Written on the Body, by Jeanette Winterson, was the penultimate book I finished on holiday. I wrote about this at the time (and subsequently) when I wrote about gender and authorship. That aside – I thought it was a beautiful book. Winterson is so deft with her language – rarely, if ever, overblown. Whatever she is writing about, the tone is always right on the money between tripping and sincere; light enough to be humorous, dark enough to be deadly. I don’t know if I could pick a favourite JW of all the ones I’ve now read, but if you prefer reality to fantasy, this one’s a good bet.

I also read The Waves, another Virginia Woolf. I had heard that this is a difficult text to comprehend, let alone to get through. I’ll admit that I’m reasonably sure a lot of the significance of things was lost on me (although reading the critical introduction after I had finished the book was a little illuminating on that score). However – I actually really enjoyed it. The style is an almost relentless narrative relay, the baton passing between the six main characters across the course of their lives. I say ‘almost relentless’ because there are clear pauses between the otherwise-unbreaking patter of voices. These pauses take the form of an ongoing description of a sea landscape, described throughout the course of a single day, mirroring the characters’ much slower incandescence and subsequent decline. These bits have a lot in common with To the Lighthouse, especially in the ‘Time Passes’ segment. There’s nothing like a contrast with nature to emphasise the brevity of human life (I always think of Sophocles’ Ajax in these instances. But that’s just me).

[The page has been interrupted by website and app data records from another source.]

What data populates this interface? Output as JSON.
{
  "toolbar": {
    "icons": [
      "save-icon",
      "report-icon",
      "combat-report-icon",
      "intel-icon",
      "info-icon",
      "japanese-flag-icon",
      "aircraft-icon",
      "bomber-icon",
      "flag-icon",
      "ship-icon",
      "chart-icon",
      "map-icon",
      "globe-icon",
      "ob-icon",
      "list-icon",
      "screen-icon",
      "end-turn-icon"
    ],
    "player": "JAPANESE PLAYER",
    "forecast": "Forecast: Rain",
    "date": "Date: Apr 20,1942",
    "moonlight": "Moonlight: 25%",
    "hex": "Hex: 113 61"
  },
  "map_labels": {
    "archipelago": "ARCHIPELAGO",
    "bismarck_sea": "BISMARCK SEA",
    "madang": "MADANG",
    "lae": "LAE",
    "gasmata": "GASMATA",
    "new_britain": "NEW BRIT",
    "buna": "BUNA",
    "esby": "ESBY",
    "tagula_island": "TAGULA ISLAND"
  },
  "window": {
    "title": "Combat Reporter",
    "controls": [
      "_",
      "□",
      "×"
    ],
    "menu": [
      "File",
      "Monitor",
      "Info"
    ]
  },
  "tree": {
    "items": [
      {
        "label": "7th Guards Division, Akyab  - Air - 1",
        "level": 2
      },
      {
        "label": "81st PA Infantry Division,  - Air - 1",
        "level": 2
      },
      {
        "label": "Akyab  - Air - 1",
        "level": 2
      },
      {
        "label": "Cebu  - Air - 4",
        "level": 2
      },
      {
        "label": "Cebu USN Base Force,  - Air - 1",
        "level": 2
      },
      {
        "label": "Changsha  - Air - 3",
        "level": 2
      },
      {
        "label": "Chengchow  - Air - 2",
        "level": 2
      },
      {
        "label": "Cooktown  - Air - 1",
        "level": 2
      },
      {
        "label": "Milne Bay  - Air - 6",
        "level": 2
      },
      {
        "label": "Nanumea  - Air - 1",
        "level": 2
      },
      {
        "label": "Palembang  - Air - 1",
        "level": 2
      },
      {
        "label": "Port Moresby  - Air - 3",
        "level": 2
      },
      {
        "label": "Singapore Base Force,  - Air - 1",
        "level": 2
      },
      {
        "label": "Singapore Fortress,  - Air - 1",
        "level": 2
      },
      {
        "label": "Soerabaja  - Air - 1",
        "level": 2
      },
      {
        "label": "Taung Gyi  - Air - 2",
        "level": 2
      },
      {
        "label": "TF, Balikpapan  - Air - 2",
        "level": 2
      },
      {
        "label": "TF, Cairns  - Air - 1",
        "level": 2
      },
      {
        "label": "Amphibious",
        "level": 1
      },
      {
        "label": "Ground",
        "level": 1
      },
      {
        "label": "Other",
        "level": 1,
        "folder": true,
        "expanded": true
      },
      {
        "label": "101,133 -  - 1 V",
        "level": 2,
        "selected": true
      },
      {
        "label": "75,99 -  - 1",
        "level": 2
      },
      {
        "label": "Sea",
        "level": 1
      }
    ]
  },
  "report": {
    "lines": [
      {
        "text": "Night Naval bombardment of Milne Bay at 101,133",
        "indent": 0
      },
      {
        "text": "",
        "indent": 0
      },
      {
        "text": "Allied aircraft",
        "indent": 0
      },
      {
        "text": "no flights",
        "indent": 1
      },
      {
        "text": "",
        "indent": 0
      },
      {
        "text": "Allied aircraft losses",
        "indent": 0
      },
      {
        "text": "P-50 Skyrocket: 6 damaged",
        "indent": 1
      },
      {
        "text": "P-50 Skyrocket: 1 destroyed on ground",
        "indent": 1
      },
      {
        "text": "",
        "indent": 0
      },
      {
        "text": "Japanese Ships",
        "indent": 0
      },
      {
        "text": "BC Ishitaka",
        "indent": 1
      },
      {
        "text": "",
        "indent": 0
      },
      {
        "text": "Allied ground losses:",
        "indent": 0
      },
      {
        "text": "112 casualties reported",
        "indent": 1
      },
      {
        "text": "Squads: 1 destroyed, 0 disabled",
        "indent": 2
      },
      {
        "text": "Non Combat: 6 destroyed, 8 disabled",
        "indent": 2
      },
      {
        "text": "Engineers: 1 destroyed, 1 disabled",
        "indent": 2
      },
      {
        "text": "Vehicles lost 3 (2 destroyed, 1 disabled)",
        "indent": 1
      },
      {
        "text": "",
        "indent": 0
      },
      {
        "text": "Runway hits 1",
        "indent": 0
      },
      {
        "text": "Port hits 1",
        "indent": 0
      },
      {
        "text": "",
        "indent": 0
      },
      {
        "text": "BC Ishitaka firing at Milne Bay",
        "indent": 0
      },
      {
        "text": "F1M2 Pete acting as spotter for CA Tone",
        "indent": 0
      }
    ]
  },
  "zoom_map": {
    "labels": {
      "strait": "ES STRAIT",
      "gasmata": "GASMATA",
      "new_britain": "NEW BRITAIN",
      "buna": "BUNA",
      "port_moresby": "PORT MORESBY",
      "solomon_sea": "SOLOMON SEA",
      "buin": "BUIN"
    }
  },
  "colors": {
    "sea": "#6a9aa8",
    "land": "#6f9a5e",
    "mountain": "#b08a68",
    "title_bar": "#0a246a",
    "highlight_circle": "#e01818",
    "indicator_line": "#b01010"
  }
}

Unwilling to take my kindle to the beach for the rest of the holiday (the sand was getting *everywhere*) and caught in the straitjacket of my good intentions pre-holiday, all I had left to read in paperback was More’s Utopia or Karl Popper’s The Open Society and its Enemies. Foolishly, perhaps, I went for Popper. I read a significant amount of it before coming home, but I find it difficult to read except in hefty chunks, as I struggle to pin down the philosophy straight away and need to allow it to build up until I have a mental breakthrough of understanding.

I didn’t finish Popper because once I got home, I had a conversation with the wonderful E in which we agreed to send each other books (yes, we’re starting our own Feminist Library Lending Service, one day to be a full blown library/bookshop/café affair). Anyway, I sent her The Feminine Mystique and Tiffany Atkinson’s Catulla et al, and she sent me Toni Morrison’s Jazz and a short poem by Adrienne Rich. So I read those instead.

Jazz is set in the early years of the 20th century, mostly in New York but ranging around America in the telling of the main characters’ backstories. It’s soulful, thoughtful, with a narrator who places herself on the edge of the action to watch but who admits later on her fallibility and its basis in the human trait of making stories up about people to make them more interesting. Jazz is imbued throughout with the music that makes uptight characters suspicious and everyone else relaxed. It’s a book about colour and what it means, love and what that means and happiness, and what that means. In every case, the meaning is practical as well as emotional.

Jazz had some great lines and there was a particularly powerful segment about the way the black women of New York defend themselves or die. Though it wasn’t a book I would have thought to pick up off a library shelf or in a bookshop, I really, really enjoyed it. It was deep. It was funny. It was illuminating and it was dark. The characterisations were brilliant; the scenes were evocative. No character stayed the same and the end was pleasingly rounded off without being obvious from the beginning. Jazz left an impression.

Well. That’s it for July. August has started well so far after a large order of new books and the arrival of some university reading lists. Ariel Levy and Robert Galbraith (JK Rowling, in case you still hadn’t heard) are already on there. Til then, toodles!